**Exercise instructions:** Without the pictures, give the records again exactly as they appear.

Data to process START

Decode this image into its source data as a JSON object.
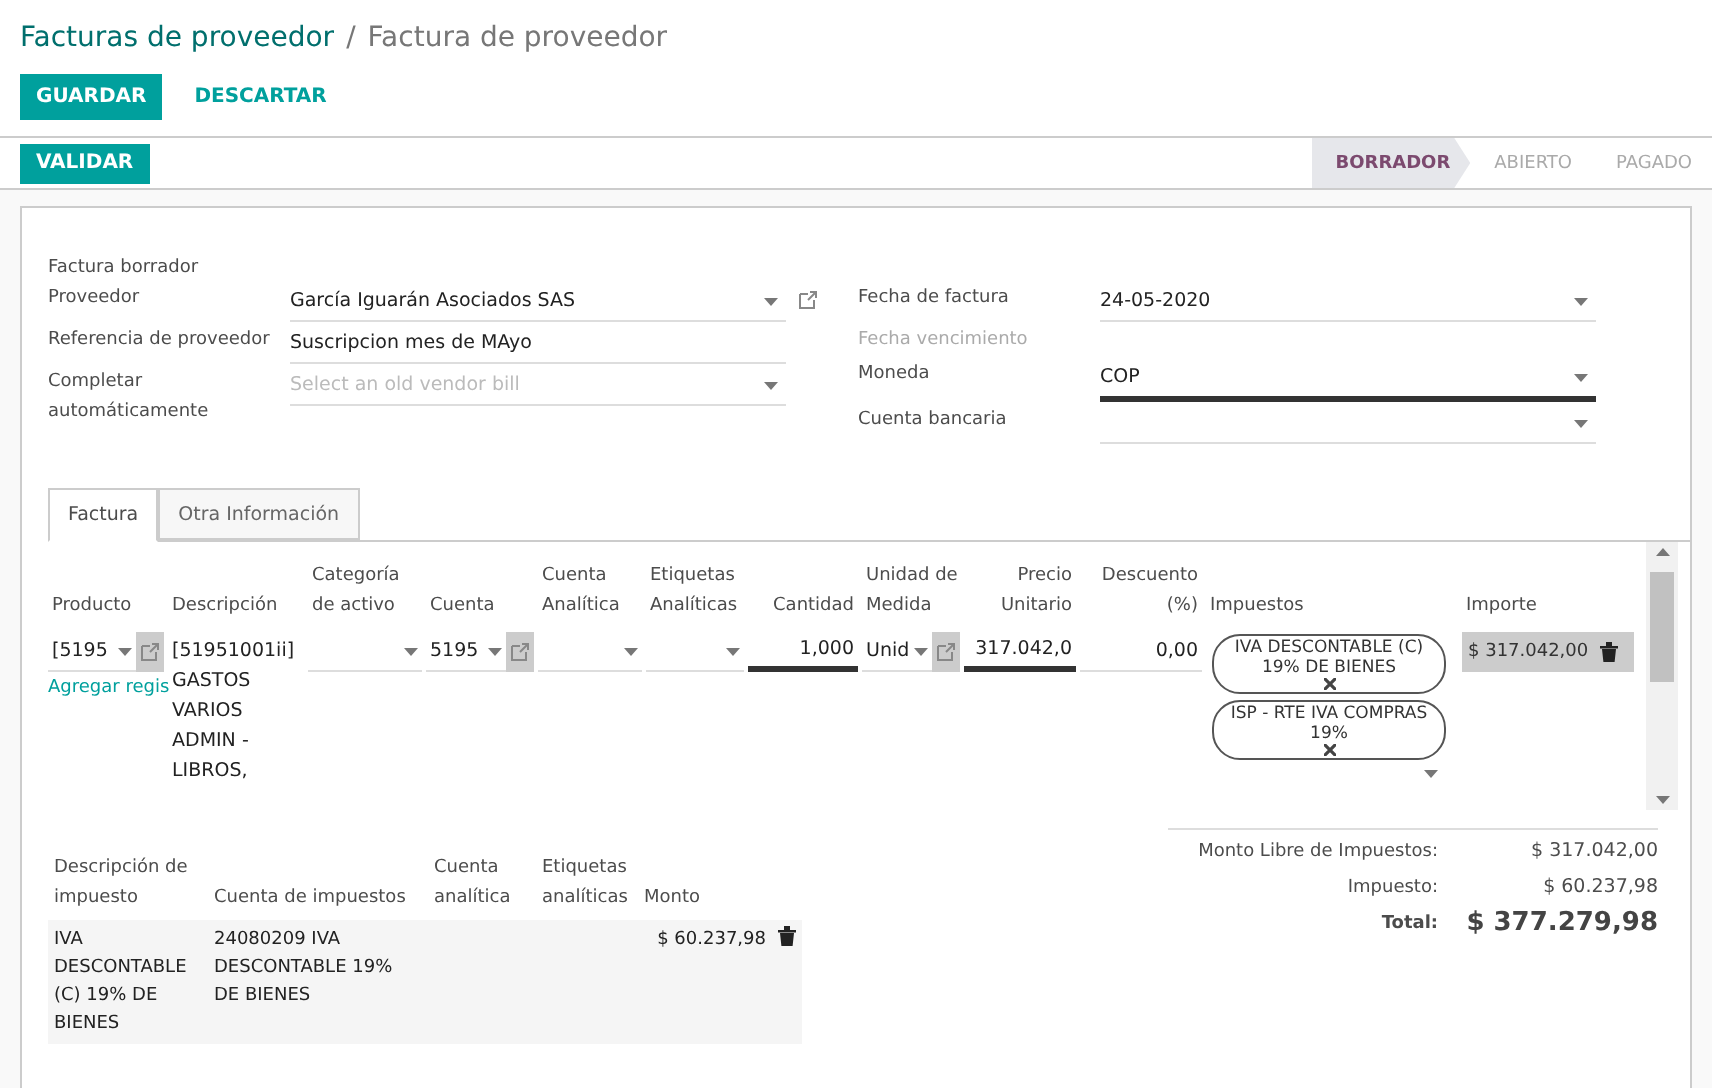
{
  "breadcrumb": {
    "parent": "Facturas de proveedor",
    "separator": "/",
    "current": "Factura de proveedor"
  },
  "actions": [
    {
      "label": "GUARDAR",
      "kind": "primary"
    },
    {
      "label": "DESCARTAR",
      "kind": "link"
    }
  ],
  "status_bar": {
    "button": "VALIDAR",
    "stages": [
      {
        "label": "BORRADOR",
        "selected": true
      },
      {
        "label": "ABIERTO",
        "selected": false
      },
      {
        "label": "PAGADO",
        "selected": false
      }
    ]
  },
  "form": {
    "title": "Factura borrador",
    "left_fields": [
      {
        "label": "Proveedor",
        "value": "García Iguarán Asociados SAS",
        "kind": "select",
        "link": true,
        "focused": false
      },
      {
        "label": "Referencia de proveedor",
        "value": "Suscripcion mes de MAyo",
        "kind": "text",
        "link": false,
        "focused": false
      },
      {
        "label": "Completar automáticamente",
        "placeholder": "Select an old vendor bill",
        "kind": "select",
        "link": false,
        "focused": false
      }
    ],
    "right_fields": [
      {
        "label": "Fecha de factura",
        "value": "24-05-2020",
        "kind": "select",
        "focused": false
      },
      {
        "label": "Fecha vencimiento",
        "kind": "readonly"
      },
      {
        "label": "Moneda",
        "value": "COP",
        "kind": "select",
        "focused": true
      },
      {
        "label": "Cuenta bancaria",
        "kind": "select",
        "focused": false
      }
    ]
  },
  "tabs": [
    {
      "label": "Factura",
      "selected": true
    },
    {
      "label": "Otra Información",
      "selected": false
    }
  ],
  "lines": {
    "columns": [
      "Producto",
      "Descripción",
      "Categoría de activo",
      "Cuenta",
      "Cuenta Analítica",
      "Etiquetas Analíticas",
      "Cantidad",
      "Unidad de Medida",
      "Precio Unitario",
      "Descuento (%)",
      "Impuestos",
      "Importe"
    ],
    "add_link": "Agregar regis",
    "rows": [
      {
        "cells": [
          {
            "kind": "select",
            "value": "[5195",
            "link": true,
            "focused": false
          },
          {
            "kind": "text",
            "value": "[51951001ii] GASTOS VARIOS ADMIN - LIBROS,"
          },
          {
            "kind": "select",
            "link": false,
            "focused": false
          },
          {
            "kind": "select",
            "value": "5195",
            "link": true,
            "focused": false
          },
          {
            "kind": "select",
            "link": false,
            "focused": false
          },
          {
            "kind": "select",
            "link": false,
            "focused": false
          },
          {
            "kind": "number",
            "value": "1,000",
            "link": false,
            "focused": true
          },
          {
            "kind": "select",
            "value": "Unid",
            "link": true,
            "focused": false
          },
          {
            "kind": "number",
            "value": "317.042,0",
            "link": false,
            "focused": true
          },
          {
            "kind": "number",
            "value": "0,00",
            "link": false,
            "focused": false
          },
          {
            "kind": "tags",
            "tags": [
              "IVA DESCONTABLE (C) 19% DE BIENES",
              "ISP - RTE IVA COMPRAS 19%"
            ]
          },
          {
            "kind": "amount",
            "value": "$ 317.042,00"
          }
        ]
      }
    ]
  },
  "tax_lines": {
    "columns": [
      "Descripción de impuesto",
      "Cuenta de impuestos",
      "Cuenta analítica",
      "Etiquetas analíticas",
      "Monto"
    ],
    "rows": [
      {
        "description": "IVA DESCONTABLE (C) 19% DE BIENES",
        "account": "24080209 IVA DESCONTABLE 19% DE BIENES",
        "amount": "$ 60.237,98"
      }
    ]
  },
  "totals": [
    {
      "label": "Monto Libre de Impuestos:",
      "value": "$ 317.042,00",
      "kind": "subtotal"
    },
    {
      "label": "Impuesto:",
      "value": "$ 60.237,98",
      "kind": "subtotal"
    },
    {
      "label": "Total:",
      "value": "$ 377.279,98",
      "kind": "total"
    }
  ]
}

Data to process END

**Task output:**
Decode this image into its source data as a JSON object.
{
  "breadcrumb": {
    "parent": "Facturas de proveedor",
    "separator": "/",
    "current": "Factura de proveedor"
  },
  "actions": [
    {
      "label": "GUARDAR",
      "kind": "primary"
    },
    {
      "label": "DESCARTAR",
      "kind": "link"
    }
  ],
  "status_bar": {
    "button": "VALIDAR",
    "stages": [
      {
        "label": "BORRADOR",
        "selected": true
      },
      {
        "label": "ABIERTO",
        "selected": false
      },
      {
        "label": "PAGADO",
        "selected": false
      }
    ]
  },
  "form": {
    "title": "Factura borrador",
    "left_fields": [
      {
        "label": "Proveedor",
        "value": "García Iguarán Asociados SAS",
        "kind": "select",
        "link": true,
        "focused": false
      },
      {
        "label": "Referencia de proveedor",
        "value": "Suscripcion mes de MAyo",
        "kind": "text",
        "link": false,
        "focused": false
      },
      {
        "label": "Completar automáticamente",
        "placeholder": "Select an old vendor bill",
        "kind": "select",
        "link": false,
        "focused": false
      }
    ],
    "right_fields": [
      {
        "label": "Fecha de factura",
        "value": "24-05-2020",
        "kind": "select",
        "focused": false
      },
      {
        "label": "Fecha vencimiento",
        "kind": "readonly"
      },
      {
        "label": "Moneda",
        "value": "COP",
        "kind": "select",
        "focused": true
      },
      {
        "label": "Cuenta bancaria",
        "kind": "select",
        "focused": false
      }
    ]
  },
  "tabs": [
    {
      "label": "Factura",
      "selected": true
    },
    {
      "label": "Otra Información",
      "selected": false
    }
  ],
  "lines": {
    "columns": [
      "Producto",
      "Descripción",
      "Categoría de activo",
      "Cuenta",
      "Cuenta Analítica",
      "Etiquetas Analíticas",
      "Cantidad",
      "Unidad de Medida",
      "Precio Unitario",
      "Descuento (%)",
      "Impuestos",
      "Importe"
    ],
    "add_link": "Agregar regis",
    "rows": [
      {
        "cells": [
          {
            "kind": "select",
            "value": "[5195",
            "link": true,
            "focused": false
          },
          {
            "kind": "text",
            "value": "[51951001ii] GASTOS VARIOS ADMIN - LIBROS,"
          },
          {
            "kind": "select",
            "link": false,
            "focused": false
          },
          {
            "kind": "select",
            "value": "5195",
            "link": true,
            "focused": false
          },
          {
            "kind": "select",
            "link": false,
            "focused": false
          },
          {
            "kind": "select",
            "link": false,
            "focused": false
          },
          {
            "kind": "number",
            "value": "1,000",
            "link": false,
            "focused": true
          },
          {
            "kind": "select",
            "value": "Unid",
            "link": true,
            "focused": false
          },
          {
            "kind": "number",
            "value": "317.042,0",
            "link": false,
            "focused": true
          },
          {
            "kind": "number",
            "value": "0,00",
            "link": false,
            "focused": false
          },
          {
            "kind": "tags",
            "tags": [
              "IVA DESCONTABLE (C) 19% DE BIENES",
              "ISP - RTE IVA COMPRAS 19%"
            ]
          },
          {
            "kind": "amount",
            "value": "$ 317.042,00"
          }
        ]
      }
    ]
  },
  "tax_lines": {
    "columns": [
      "Descripción de impuesto",
      "Cuenta de impuestos",
      "Cuenta analítica",
      "Etiquetas analíticas",
      "Monto"
    ],
    "rows": [
      {
        "description": "IVA DESCONTABLE (C) 19% DE BIENES",
        "account": "24080209 IVA DESCONTABLE 19% DE BIENES",
        "amount": "$ 60.237,98"
      }
    ]
  },
  "totals": [
    {
      "label": "Monto Libre de Impuestos:",
      "value": "$ 317.042,00",
      "kind": "subtotal"
    },
    {
      "label": "Impuesto:",
      "value": "$ 60.237,98",
      "kind": "subtotal"
    },
    {
      "label": "Total:",
      "value": "$ 377.279,98",
      "kind": "total"
    }
  ]
}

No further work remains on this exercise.